$$(3)$$: $$r=2^m\frac{r-1}{2^m-1}+\frac{2^m-r}{2^m-1}$$
$$(4)$$: Hölder
$$(5)$$: Inequality $$(2)$$
$$(6)$$: $$r=2^m\frac{r-1}{2^m-1}+\frac{2^m-r}{2^m-1}$$

Apply to $$\boldsymbol{\ell^p}$$ and $$\boldsymbol{\ell^q}$$

Let $$r=\frac qp$$, and $$b_k=a_k^p$$, then $$(6)$$ says $$\sum_{k=1}^na_k^q\le\left(\sum_{k=1}^na_k^p\right)^{q/p}\tag7$$ which is equivalent to $$\left(\sum_{k=1}^na_k^q\right)^{1/q}\le\left(\sum_{k=1}^na_k^p\right)^{1/p}\tag8$$

Let $$|x_i|^p=a_i$$ and $$\frac{q}{p}=k$$.

Thus, $$k\geq1$$ and we need to prove that: $$(a_1+a_2+...+a_n)^k\geq a_1^k+a_2^k+...+a_n^k.$$ Now, let $$a_1\geq a_2\geq...\geq a_n$$.

Thus, since $$f(x)=x^k$$ is a convex function and $$(a_1+a_2+...+a_n,0,...,0)\succ(a_1,a_2,...,a_n),$$ by Karamata we obtain: $$(a_1+a_2+...+a_n)^k+0^k+...+0^k\geq a_1^k+a_2^k+...+a_n^k,$$ which is our inequality.
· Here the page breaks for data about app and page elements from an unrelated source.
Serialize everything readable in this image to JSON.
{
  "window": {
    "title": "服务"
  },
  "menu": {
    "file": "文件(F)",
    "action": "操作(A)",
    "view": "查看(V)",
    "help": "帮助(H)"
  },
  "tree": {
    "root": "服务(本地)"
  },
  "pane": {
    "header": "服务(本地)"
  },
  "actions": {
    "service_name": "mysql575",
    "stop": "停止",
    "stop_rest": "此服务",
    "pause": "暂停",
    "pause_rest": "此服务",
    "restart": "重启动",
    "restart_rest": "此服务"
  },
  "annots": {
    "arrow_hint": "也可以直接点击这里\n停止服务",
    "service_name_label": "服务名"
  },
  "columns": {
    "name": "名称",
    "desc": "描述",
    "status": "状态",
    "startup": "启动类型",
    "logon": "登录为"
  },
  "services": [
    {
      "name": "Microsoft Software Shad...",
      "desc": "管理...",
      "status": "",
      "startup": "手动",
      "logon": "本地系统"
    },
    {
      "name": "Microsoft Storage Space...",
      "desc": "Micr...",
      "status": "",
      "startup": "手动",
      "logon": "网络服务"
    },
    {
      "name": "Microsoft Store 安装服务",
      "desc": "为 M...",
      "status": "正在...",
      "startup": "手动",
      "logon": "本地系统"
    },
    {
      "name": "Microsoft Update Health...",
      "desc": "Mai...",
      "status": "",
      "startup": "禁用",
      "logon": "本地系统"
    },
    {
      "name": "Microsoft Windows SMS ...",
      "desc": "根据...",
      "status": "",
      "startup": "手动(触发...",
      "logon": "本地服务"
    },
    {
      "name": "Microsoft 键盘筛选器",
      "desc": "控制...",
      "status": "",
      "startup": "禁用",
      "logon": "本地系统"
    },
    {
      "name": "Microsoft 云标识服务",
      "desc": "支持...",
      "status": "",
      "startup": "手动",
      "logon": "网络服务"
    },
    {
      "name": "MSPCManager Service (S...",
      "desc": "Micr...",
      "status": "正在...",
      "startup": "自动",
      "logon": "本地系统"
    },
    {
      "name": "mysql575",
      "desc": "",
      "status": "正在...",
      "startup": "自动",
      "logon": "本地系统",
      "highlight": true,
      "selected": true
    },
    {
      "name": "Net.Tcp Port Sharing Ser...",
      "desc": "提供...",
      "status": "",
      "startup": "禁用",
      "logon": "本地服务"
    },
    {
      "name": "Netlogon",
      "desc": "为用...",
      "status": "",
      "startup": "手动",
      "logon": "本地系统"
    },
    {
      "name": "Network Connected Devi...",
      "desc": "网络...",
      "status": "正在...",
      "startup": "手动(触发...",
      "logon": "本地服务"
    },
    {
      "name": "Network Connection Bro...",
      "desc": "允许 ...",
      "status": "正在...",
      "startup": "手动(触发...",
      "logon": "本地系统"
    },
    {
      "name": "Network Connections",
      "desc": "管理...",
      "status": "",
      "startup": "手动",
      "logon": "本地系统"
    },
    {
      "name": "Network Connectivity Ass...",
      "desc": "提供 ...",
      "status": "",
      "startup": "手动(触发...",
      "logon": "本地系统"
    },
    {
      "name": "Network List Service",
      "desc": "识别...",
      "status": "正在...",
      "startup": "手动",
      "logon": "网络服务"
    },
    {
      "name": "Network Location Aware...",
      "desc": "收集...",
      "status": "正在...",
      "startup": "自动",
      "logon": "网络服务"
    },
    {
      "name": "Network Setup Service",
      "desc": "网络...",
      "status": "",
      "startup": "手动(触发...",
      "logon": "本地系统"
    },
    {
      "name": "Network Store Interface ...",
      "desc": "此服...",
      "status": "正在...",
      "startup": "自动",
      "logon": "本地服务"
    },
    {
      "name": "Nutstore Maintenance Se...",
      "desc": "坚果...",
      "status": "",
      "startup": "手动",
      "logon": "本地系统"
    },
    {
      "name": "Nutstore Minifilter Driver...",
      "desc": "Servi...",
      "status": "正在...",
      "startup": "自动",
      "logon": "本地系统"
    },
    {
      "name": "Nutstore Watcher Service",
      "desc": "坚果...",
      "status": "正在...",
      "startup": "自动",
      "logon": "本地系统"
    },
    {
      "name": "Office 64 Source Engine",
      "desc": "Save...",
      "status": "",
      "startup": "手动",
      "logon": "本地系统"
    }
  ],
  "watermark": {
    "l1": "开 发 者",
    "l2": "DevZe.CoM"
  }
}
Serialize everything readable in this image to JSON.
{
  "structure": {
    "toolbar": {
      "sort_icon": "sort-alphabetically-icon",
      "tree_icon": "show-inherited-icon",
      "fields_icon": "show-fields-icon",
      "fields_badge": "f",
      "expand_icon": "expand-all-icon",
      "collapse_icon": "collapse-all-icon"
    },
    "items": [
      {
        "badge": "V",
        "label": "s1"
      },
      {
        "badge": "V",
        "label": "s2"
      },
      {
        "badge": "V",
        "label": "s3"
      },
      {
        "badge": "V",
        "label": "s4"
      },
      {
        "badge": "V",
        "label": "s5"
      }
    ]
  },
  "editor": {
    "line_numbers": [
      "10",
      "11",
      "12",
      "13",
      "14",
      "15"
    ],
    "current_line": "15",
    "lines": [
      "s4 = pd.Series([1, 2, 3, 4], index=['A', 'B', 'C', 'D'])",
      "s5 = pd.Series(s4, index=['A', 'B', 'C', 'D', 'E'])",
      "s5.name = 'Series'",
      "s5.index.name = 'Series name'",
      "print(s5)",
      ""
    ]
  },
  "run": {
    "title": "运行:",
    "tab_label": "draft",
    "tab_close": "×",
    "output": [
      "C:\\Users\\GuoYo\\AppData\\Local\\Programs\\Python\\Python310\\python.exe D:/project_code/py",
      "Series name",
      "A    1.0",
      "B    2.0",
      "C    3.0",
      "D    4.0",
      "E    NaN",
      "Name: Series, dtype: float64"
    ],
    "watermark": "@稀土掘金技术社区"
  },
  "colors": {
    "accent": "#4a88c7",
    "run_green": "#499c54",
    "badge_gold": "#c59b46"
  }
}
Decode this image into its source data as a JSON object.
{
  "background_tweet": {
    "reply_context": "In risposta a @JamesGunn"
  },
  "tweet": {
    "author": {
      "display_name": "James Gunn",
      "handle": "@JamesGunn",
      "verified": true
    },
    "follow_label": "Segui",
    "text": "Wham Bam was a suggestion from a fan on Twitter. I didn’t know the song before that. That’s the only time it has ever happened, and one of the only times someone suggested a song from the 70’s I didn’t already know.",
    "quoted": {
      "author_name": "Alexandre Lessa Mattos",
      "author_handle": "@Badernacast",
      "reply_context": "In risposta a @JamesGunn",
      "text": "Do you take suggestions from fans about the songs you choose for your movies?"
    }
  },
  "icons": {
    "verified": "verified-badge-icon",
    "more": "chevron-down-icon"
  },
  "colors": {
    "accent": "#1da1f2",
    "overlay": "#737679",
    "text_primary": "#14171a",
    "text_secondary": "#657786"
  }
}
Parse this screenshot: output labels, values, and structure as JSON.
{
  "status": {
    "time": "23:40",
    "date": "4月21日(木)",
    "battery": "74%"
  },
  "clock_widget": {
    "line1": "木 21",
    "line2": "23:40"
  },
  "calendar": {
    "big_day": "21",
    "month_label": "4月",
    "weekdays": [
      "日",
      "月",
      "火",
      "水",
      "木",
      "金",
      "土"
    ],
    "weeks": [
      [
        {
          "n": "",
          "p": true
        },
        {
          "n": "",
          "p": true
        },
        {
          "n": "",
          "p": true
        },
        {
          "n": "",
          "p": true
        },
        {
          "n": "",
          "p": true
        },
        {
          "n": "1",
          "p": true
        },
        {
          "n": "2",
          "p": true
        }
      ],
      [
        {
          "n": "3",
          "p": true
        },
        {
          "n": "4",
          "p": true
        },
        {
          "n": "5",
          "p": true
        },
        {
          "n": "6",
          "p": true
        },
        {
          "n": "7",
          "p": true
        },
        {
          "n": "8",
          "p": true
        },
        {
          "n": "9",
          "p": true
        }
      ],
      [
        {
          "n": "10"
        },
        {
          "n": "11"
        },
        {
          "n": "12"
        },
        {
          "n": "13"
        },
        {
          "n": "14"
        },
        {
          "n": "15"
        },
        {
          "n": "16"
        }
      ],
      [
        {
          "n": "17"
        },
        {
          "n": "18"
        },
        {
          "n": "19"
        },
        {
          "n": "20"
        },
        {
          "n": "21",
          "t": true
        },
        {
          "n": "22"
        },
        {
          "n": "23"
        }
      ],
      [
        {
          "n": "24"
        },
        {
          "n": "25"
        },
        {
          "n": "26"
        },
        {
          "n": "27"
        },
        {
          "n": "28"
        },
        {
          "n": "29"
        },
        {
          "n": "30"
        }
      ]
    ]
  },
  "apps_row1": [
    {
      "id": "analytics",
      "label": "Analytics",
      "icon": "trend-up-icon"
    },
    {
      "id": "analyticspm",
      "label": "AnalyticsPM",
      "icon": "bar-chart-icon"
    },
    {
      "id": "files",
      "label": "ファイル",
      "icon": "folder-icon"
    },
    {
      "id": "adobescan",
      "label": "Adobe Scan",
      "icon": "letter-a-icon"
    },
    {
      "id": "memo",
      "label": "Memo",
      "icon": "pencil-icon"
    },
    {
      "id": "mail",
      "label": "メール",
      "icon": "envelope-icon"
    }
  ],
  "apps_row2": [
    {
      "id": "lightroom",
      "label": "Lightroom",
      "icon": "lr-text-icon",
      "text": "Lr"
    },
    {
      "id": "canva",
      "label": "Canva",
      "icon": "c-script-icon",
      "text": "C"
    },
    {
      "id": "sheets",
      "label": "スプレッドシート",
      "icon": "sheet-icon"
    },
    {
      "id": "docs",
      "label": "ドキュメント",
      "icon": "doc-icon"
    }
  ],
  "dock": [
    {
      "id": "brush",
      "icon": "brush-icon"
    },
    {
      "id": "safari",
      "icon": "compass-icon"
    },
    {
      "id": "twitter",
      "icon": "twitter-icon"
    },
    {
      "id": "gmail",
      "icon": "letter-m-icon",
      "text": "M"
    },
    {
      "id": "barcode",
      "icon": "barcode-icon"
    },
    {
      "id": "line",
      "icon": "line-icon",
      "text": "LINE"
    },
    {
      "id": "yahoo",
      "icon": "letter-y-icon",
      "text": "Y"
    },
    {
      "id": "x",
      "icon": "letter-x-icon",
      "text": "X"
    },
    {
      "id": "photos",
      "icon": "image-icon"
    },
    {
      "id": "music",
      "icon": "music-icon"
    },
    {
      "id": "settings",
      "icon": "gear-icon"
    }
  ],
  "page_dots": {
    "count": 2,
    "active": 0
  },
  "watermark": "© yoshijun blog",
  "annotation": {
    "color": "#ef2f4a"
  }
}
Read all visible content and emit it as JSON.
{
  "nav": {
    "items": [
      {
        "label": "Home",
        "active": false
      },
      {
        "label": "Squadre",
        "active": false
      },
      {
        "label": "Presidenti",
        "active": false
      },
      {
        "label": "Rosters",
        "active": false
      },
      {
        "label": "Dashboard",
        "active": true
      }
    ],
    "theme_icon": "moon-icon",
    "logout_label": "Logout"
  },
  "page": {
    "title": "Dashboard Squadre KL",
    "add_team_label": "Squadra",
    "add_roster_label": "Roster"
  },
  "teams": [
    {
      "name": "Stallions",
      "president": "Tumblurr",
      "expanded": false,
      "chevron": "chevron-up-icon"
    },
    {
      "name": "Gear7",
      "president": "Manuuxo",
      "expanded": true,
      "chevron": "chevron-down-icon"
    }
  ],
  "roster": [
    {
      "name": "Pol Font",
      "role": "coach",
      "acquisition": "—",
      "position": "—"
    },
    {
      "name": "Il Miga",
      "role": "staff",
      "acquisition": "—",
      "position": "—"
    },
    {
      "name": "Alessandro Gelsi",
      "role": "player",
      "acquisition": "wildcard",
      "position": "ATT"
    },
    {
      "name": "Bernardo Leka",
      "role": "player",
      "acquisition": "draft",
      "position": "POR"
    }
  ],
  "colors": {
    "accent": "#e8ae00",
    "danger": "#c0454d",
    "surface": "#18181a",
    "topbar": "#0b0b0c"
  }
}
For $$a\in[0,1]$$ and any $$y_i\geq 0, i\in\mathbb N$$, with at least one $$y_i\neq0$$ and the convention that $$y^0=1$$ for any $$y\geq0$$, $$\begin{equation}\label{*}\tag{*}\sum_{i=1}^\infty \frac{y_i^a}{\left(\sum_{j=1}^\infty y_j\right)^a}=\sum_{i=1}^\infty \left(\frac{y_i}{\sum_{j=1}^\infty y_j}\right)^a\geq \sum_{i=1}^\infty \frac{y_i}{\sum_{j=1}^\infty y_j}=1,\end{equation}$$ where I have used $$y^a\geq y$$ whenever $$y\in[0,1]$$ and $$a\in[0,1]$$. (This can be derived for instance from the concavity of $$y\mapsto y^a$$.)
For $$p=q$$, there is nothing to prove. For $$1\le p< q\le\infty$$ and $$x=(x_i)_{i\in\mathbb N}\in \ell^q$$, set $$a\overset{\text{Def.}}=\frac pq\in[0,1]$$ and $$y_i\overset{\text{Def.}}=\lvert x_i\rvert^q\ge0$$. Then \eqref{*} yields $$\begin{equation*} \sum_{i=1}^\infty \lvert x_i\rvert^p\geq\left(\sum_{i=1}^\infty \lvert x_i\rvert^{q}\right)^{\frac pq}, \end{equation*}$$ i.e. $$\begin{equation*} \lVert x\rVert_{\ell^q}\le\lVert x\rVert_{\ell^p}. \end{equation*}$$